This study explores the most fundamental issue of identity politics in Taiwan, namely, the dimensionality of and the delicate relationship between ethnic identity and national identity. By applying latent class (LC) factor analysis to 12 items of the Taiwan’s Election and Democratization Study (TEDS) 2001 survey, we first confirm that Taiwanese/Chinese identity and national identity are two analytically different dimensions. We then employ LC cluster analysis to determine the number of latent classes in each of these two dimensions. We find that the so-called ‘objective’ measure of the ‘four major ethnic groups’ based on respondents’ fathers’ ethnicity does not correspond very well with either of the two dimensions of identity. Furthermore, the distribution of national identity among ethnic groups displays much greater variation than only a Taiwanese/Chinese identity does. More specifically, mainlanders show the highest degree of homogeneity in national identity, whereas native Taiwanese show substantial heterogeneity.

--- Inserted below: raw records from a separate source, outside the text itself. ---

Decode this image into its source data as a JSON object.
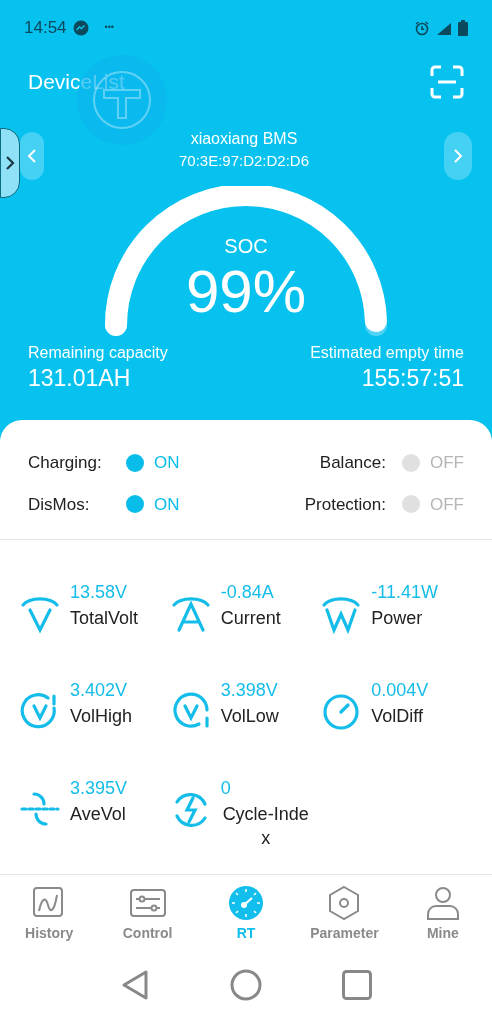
{
  "status_bar": {
    "time": "14:54",
    "more": "•••"
  },
  "header": {
    "title": "DeviceList"
  },
  "device": {
    "name": "xiaoxiang BMS",
    "mac": "70:3E:97:D2:D2:D6"
  },
  "gauge": {
    "label": "SOC",
    "value": "99%"
  },
  "remaining_capacity": {
    "label": "Remaining capacity",
    "value": "131.01AH"
  },
  "estimated_empty_time": {
    "label": "Estimated empty time",
    "value": "155:57:51"
  },
  "switches": [
    {
      "label": "Charging:",
      "state": "ON",
      "on": true
    },
    {
      "label": "Balance:",
      "state": "OFF",
      "on": false
    },
    {
      "label": "DisMos:",
      "state": "ON",
      "on": true
    },
    {
      "label": "Protection:",
      "state": "OFF",
      "on": false
    }
  ],
  "metrics": [
    {
      "kind": "volt",
      "value": "13.58V",
      "label": "TotalVolt"
    },
    {
      "kind": "amp",
      "value": "-0.84A",
      "label": "Current"
    },
    {
      "kind": "watt",
      "value": "-11.41W",
      "label": "Power"
    },
    {
      "kind": "high",
      "value": "3.402V",
      "label": "VolHigh"
    },
    {
      "kind": "low",
      "value": "3.398V",
      "label": "VolLow"
    },
    {
      "kind": "diff",
      "value": "0.004V",
      "label": "VolDiff"
    },
    {
      "kind": "ave",
      "value": "3.395V",
      "label": "AveVol"
    },
    {
      "kind": "cycle",
      "value": "0",
      "label": "Cycle-Index"
    }
  ],
  "nav": [
    {
      "kind": "history",
      "label": "History",
      "selected": false
    },
    {
      "kind": "control",
      "label": "Control",
      "selected": false
    },
    {
      "kind": "rt",
      "label": "RT",
      "selected": true
    },
    {
      "kind": "parameter",
      "label": "Parameter",
      "selected": false
    },
    {
      "kind": "mine",
      "label": "Mine",
      "selected": false
    }
  ]
}
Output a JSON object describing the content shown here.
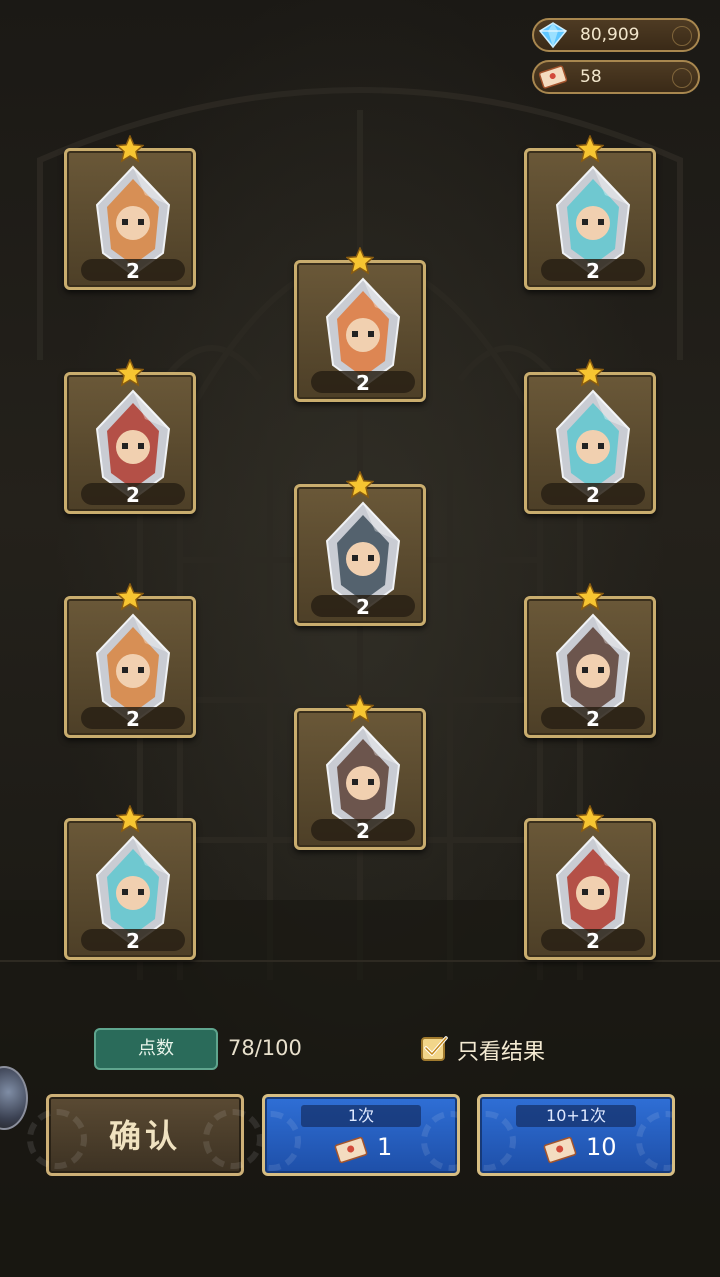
{
  "currency": {
    "gems": {
      "icon": "diamond-icon",
      "value": "80,909"
    },
    "tickets": {
      "icon": "ticket-icon",
      "value": "58"
    }
  },
  "cards": [
    {
      "character": "fox",
      "level": "2",
      "color": "#d9843e"
    },
    {
      "character": "red-hair-pilot",
      "level": "2",
      "color": "#e0793c"
    },
    {
      "character": "ice-spirit",
      "level": "2",
      "color": "#5fc7cf"
    },
    {
      "character": "bearded-dwarf",
      "level": "2",
      "color": "#b03a2e"
    },
    {
      "character": "ice-spirit",
      "level": "2",
      "color": "#5fc7cf"
    },
    {
      "character": "pirate-girl",
      "level": "2",
      "color": "#3f4f5c"
    },
    {
      "character": "fox",
      "level": "2",
      "color": "#d9843e"
    },
    {
      "character": "hat-knight",
      "level": "2",
      "color": "#5c4035"
    },
    {
      "character": "hat-knight",
      "level": "2",
      "color": "#5c4035"
    },
    {
      "character": "ice-spirit",
      "level": "2",
      "color": "#5fc7cf"
    },
    {
      "character": "bearded-dwarf",
      "level": "2",
      "color": "#b03a2e"
    }
  ],
  "points": {
    "label": "点数",
    "value": "78/100"
  },
  "result_only": {
    "label": "只看结果",
    "checked": true
  },
  "confirm_label": "确认",
  "pull_once": {
    "title": "1次",
    "cost": "1"
  },
  "pull_ten": {
    "title": "10+1次",
    "cost": "10"
  }
}
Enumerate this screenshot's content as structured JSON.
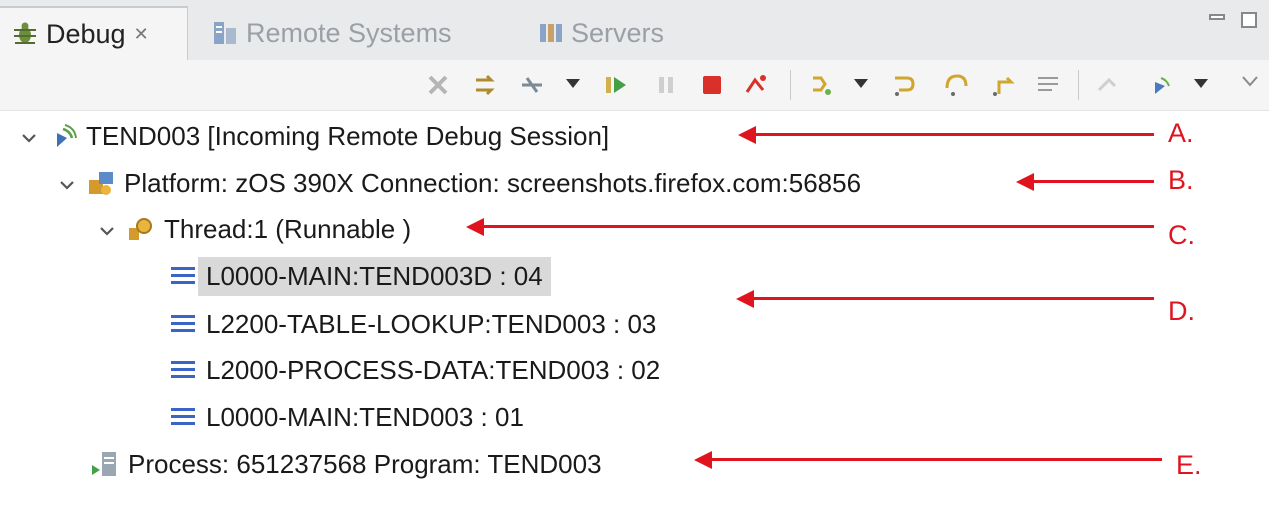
{
  "tabs": [
    {
      "label": "Debug",
      "close": "✕",
      "icon": "bug-icon",
      "active": true
    },
    {
      "label": "Remote Systems",
      "icon": "remote-systems-icon",
      "active": false
    },
    {
      "label": "Servers",
      "icon": "servers-icon",
      "active": false
    }
  ],
  "toolbar": {
    "buttons": [
      "remove-launches-icon",
      "connect-icon",
      "disconnect-icon",
      "dropdown",
      "resume-icon",
      "suspend-icon",
      "terminate-icon",
      "terminate-disconnect-icon",
      "step-filter-icon",
      "dropdown",
      "step-into-icon",
      "step-over-icon",
      "step-return-icon",
      "instruction-step-icon",
      "use-step-filters-icon",
      "debug-remote-icon",
      "dropdown",
      "view-menu-icon"
    ]
  },
  "tree": {
    "session": {
      "label": "TEND003 [Incoming Remote Debug Session]",
      "icon": "remote-debug-icon"
    },
    "platform": {
      "label": "Platform: zOS 390X   Connection: screenshots.firefox.com:56856",
      "icon": "platform-icon"
    },
    "thread": {
      "label": "Thread:1 (Runnable )",
      "icon": "thread-icon"
    },
    "frames": [
      {
        "label": "L0000-MAIN:TEND003D : 04",
        "selected": true
      },
      {
        "label": "L2200-TABLE-LOOKUP:TEND003 : 03",
        "selected": false
      },
      {
        "label": "L2000-PROCESS-DATA:TEND003 : 02",
        "selected": false
      },
      {
        "label": "L0000-MAIN:TEND003 : 01",
        "selected": false
      }
    ],
    "process": {
      "label": "Process: 651237568  Program: TEND003",
      "icon": "process-icon"
    }
  },
  "annotations": {
    "A": "A.",
    "B": "B.",
    "C": "C.",
    "D": "D.",
    "E": "E."
  },
  "colors": {
    "annotation": "#e0141e",
    "selection": "#d9d9d9",
    "stack_frame_icon": "#3a64c8"
  }
}
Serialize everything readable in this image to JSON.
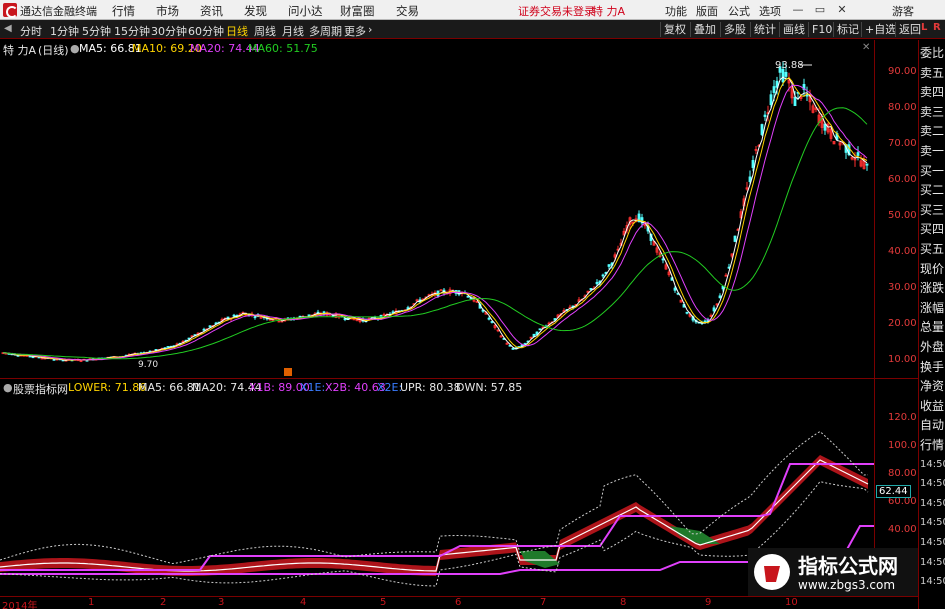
{
  "menubar": {
    "app_title": "通达信金融终端",
    "items": [
      "行情",
      "市场",
      "资讯",
      "发现",
      "问小达",
      "财富圈",
      "交易"
    ],
    "alert": "证券交易未登录",
    "stock_name": "特 力A",
    "right_items": [
      "功能",
      "版面",
      "公式",
      "选项"
    ],
    "guest": "游客"
  },
  "toolbar": {
    "periods": [
      "分时",
      "1分钟",
      "5分钟",
      "15分钟",
      "30分钟",
      "60分钟",
      "日线",
      "周线",
      "月线",
      "多周期",
      "更多"
    ],
    "active": "日线",
    "right_buttons": [
      "复权",
      "叠加",
      "多股",
      "统计",
      "画线",
      "F10",
      "标记",
      "+自选",
      "返回"
    ]
  },
  "main_info": {
    "title": "特 力A",
    "period": "(日线)",
    "ma5": "MA5: 66.81",
    "ma10": "MA10: 69.20",
    "ma20": "MA20: 74.44",
    "ma60": "MA60: 51.75"
  },
  "main_axis": [
    "90.00",
    "80.00",
    "70.00",
    "60.00",
    "50.00",
    "40.00",
    "30.00",
    "20.00",
    "10.00"
  ],
  "main_annotations": {
    "high": "93.88",
    "low": "9.70"
  },
  "sub_info": {
    "title": "股票指标网",
    "lower": "LOWER: 71.86",
    "ma5": "MA5: 66.81",
    "ma20": "MA20: 74.44",
    "x1b": "X1B: 89.00",
    "x1e": "X1E:",
    "x2b": "X2B: 40.63",
    "x2e": "X2E:",
    "upr": "UPR: 80.38",
    "dwn": "DWN: 57.85"
  },
  "sub_axis": [
    "120.0",
    "100.0",
    "80.00",
    "60.00",
    "40.00"
  ],
  "sub_chip": "62.44",
  "x_axis": [
    "2014年",
    "1",
    "2",
    "3",
    "4",
    "5",
    "6",
    "7",
    "8",
    "9",
    "10"
  ],
  "right_panel": {
    "top_label": "L",
    "top_label2": "R",
    "items": [
      "委比",
      "卖五",
      "卖四",
      "卖三",
      "卖二",
      "卖一",
      "买一",
      "买二",
      "买三",
      "买四",
      "买五",
      "现价",
      "涨跌",
      "涨幅",
      "总量",
      "外盘",
      "换手",
      "净资",
      "收益",
      "自动",
      "行情",
      "14:50",
      "14:50",
      "14:50",
      "14:50",
      "14:50",
      "14:50",
      "14:50"
    ]
  },
  "watermark": {
    "line1": "指标公式网",
    "line2": "www.zbgs3.com"
  },
  "colors": {
    "ma5": "#ffffff",
    "ma10": "#ffd400",
    "ma20": "#e040fb",
    "ma60": "#22cc22",
    "up": "#ff3030",
    "down": "#54ffff",
    "axis": "#e23a3a"
  }
}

Although our findings do not defy the common practice of using a fathers’ ethnicity as an ‘objective’ indicator of ethnicity, they do remind us that identity politics in Taiwan are multidimensional in nature and deserve more careful study.
Journal of Asian and African Studies, 40(1/2), 51-70